So what's up with Washington's "monomaniacal focus on the deficit," as Teixeira puts it? Is it that voters are suddenly super-anxious about the nation's account balance? No. They're slightly more concerned than in the past, but polls say they're much more worried about jobs and the economy. Then maybe voters think cutting the deficit is a great way to produce jobs? Not so much. Per the latest polls, most think it will hurt the economy in the short term. So what's going on?
Teixeira guesses that "officials don’t so much seek to know public opinion in order to follow it, but rather so they can manipulate it to support their agenda and minimize any electoral damage that might result." In other words, Republicans want to cut the deficit, period – not so much because that's good economics as because it's a great way to shrink government. And if that means the economy doesn't produce enough jobs? Hey, voters will blame Obama.

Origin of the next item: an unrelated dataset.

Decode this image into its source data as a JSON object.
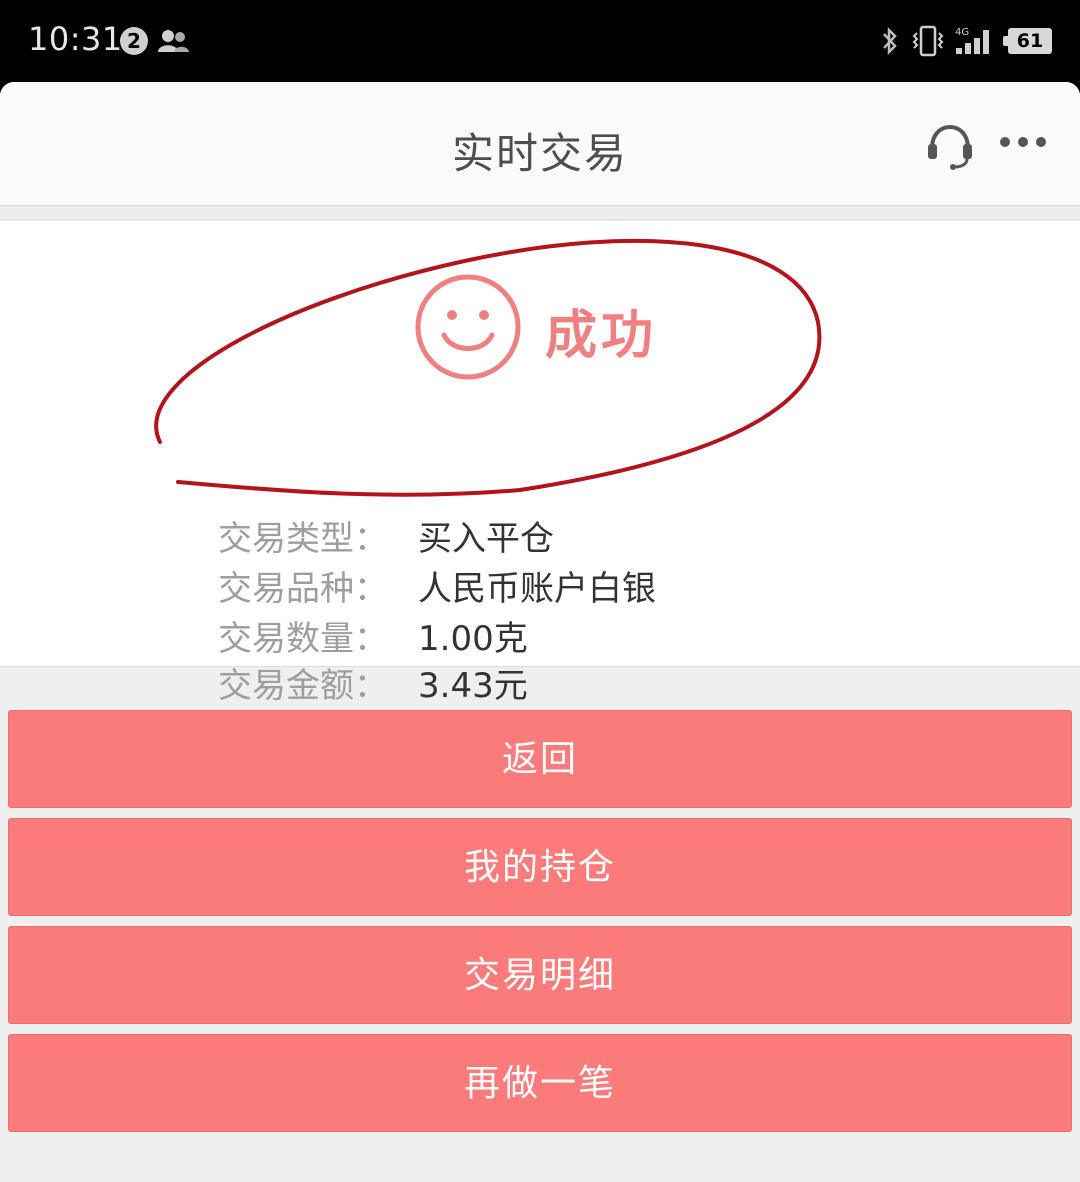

And why do Democrats play along? As many have pointed out, at least since Bill Clinton a lot of Democrats are closer to the Republicans on economics than most people assume, so don't go thinking jobs are necessarily Democrats' No. 1 priority, because they're not. Plus, says Teixeira, it's likely that, "lacking any clear economic philosophy of their own, many Democrats are easily swayed by elite media pressure and bogus economic arguments that rely on "common sense" notions—debt is bad …." Not a smart strategy:
"Democrats may also hope that, by raising the salience of the debt issue, they will earn points with the public for taking a “responsible” approach. It’s possible, of course, that this strategy will work. But given the well-known tendency of voters to focus most on concrete economic performance indicators like jobs, history suggests it will not. In the end, many in Congress may regret—and the country may too—that they didn’t do more of what politicians are assumed to do but frequently don’t: pander to public opinion."
Source: What explains the current deficit mania in Washington? [The New Republic]